Greece set to seek loan agreement deal

Greece set to seek loan agreement deal
By Euronews
Share this articleComments
Share this articleClose Button

Greece is set to request on Thursday of its ‘loan agreement’ for another six months.

European Commission officials insist that is the same thing as seeking an extension of the country’s bailout.

Greece has really made progress in recent years that is to be respected. That is not at zero cost. It’s nowhere at zero cost. But that was the right way. If there is a better way OK, But we have not seen it so far,” said German Finance Minister Wolfgang Schauble in a television interview.

Greek Prime Minister Alexis Tsipras is under pressure. Bailout funds run out this month, but having promised to end austerity during his election campaign, the 40-year-old former Communist has to deliver.

“We are at a critical point in the negotiations, critical and sensitive. We are submitting proposals and I hope we will pass this obstacle, which will give us the possibility to move forward,” he said.

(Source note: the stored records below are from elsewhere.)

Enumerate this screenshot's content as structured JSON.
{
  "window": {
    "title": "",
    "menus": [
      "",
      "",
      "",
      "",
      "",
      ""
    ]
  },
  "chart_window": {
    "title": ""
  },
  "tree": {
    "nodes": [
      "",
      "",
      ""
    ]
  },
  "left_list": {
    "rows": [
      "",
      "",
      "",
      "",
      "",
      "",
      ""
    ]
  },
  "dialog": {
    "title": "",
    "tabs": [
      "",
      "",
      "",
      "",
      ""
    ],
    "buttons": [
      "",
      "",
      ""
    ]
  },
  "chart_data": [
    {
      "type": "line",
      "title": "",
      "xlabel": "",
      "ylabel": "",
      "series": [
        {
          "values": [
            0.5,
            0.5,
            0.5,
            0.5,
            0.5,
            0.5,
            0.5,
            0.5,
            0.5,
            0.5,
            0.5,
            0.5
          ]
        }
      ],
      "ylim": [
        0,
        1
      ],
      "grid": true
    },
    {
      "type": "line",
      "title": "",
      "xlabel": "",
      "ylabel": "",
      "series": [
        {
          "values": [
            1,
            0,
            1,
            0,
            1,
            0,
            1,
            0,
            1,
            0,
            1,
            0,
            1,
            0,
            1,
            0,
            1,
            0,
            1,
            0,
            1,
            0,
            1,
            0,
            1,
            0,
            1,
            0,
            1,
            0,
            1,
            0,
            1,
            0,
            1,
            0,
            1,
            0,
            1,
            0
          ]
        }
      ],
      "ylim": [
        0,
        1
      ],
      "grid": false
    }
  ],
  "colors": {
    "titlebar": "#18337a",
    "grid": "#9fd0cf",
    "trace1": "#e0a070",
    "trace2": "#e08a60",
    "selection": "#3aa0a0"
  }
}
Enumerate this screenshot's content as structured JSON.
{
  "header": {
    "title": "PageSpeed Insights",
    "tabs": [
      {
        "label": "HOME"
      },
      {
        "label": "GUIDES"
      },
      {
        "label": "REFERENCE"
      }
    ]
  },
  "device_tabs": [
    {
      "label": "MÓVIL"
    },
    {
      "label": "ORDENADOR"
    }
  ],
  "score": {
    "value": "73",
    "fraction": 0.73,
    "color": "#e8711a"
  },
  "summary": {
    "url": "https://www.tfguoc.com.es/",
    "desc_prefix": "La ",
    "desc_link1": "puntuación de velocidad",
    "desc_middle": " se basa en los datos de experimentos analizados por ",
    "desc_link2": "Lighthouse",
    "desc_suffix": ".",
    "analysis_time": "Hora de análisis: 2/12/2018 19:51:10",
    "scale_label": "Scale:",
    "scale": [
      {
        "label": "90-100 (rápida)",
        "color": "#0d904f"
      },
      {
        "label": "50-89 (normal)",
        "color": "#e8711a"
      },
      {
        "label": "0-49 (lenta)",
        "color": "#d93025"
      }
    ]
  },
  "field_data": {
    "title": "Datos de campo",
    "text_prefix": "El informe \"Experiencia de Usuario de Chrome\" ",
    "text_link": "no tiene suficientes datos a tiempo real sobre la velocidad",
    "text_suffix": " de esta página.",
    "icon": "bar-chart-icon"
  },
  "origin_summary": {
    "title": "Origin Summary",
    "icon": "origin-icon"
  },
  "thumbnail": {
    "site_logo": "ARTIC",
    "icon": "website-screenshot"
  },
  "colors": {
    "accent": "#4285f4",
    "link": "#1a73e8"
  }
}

German economist Daniel Gros of the Centre for European Policy Studies said that Athens is looking for a bailout extension, but by another name it can sell to voters.

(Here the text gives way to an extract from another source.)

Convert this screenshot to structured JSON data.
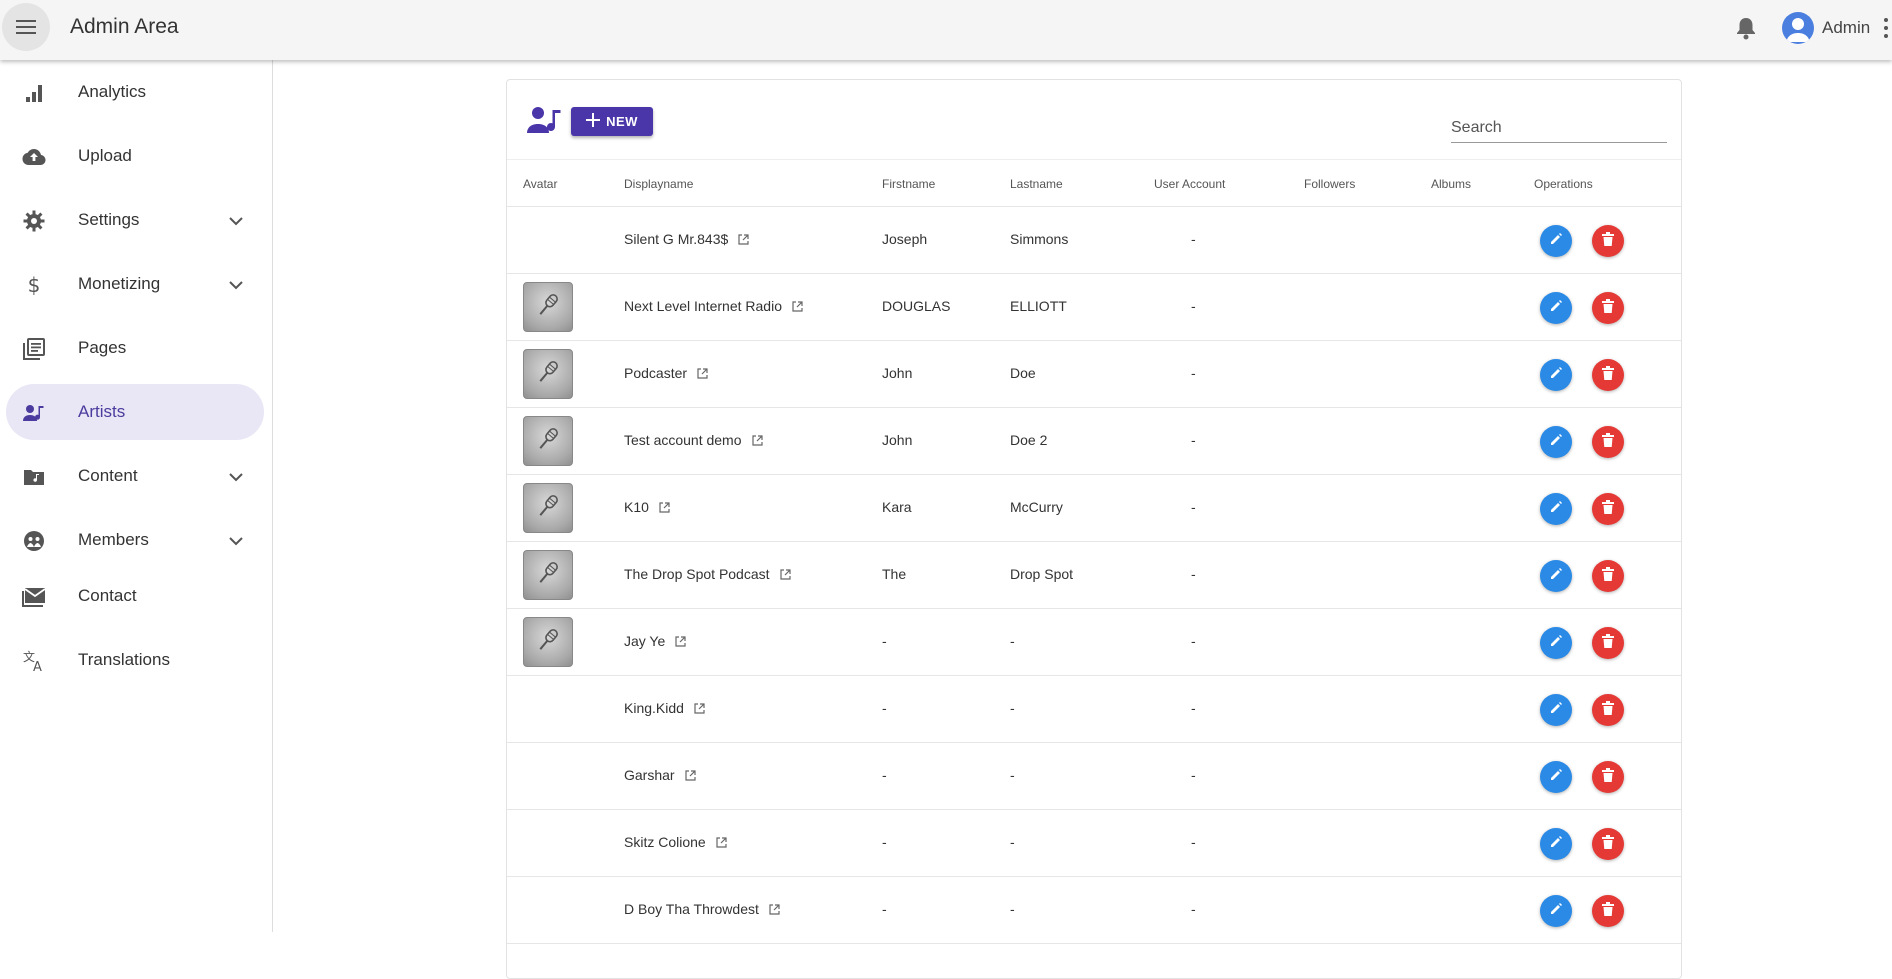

“The compromise I see is that in the end the Greek government signs up too much of the substance which was in the previous memorandum maybe with some relaxation of the fiscal targets but otherwise the substance has to be the same but the name has to be different,” he said. “It has to be called the growth contract, fight against corruption, fight against tax evasion. Everybody is for it and if you put that in the headlines then maybe the Greek side will be able to accept it.”

A decision is expected Thursday. If Greece’s bid fails, the government may ask for a special eurozone leaders summit to be called.

Share this articleComments

You might also like

EU leaders under pressure by Zelenskyy to bolster Ukraine’s struggling air defences

'The blood of Palestinian children is on your hands!' Heckler interrupts von der Leyen

Debate on the future of the Green pact reignites deep divisions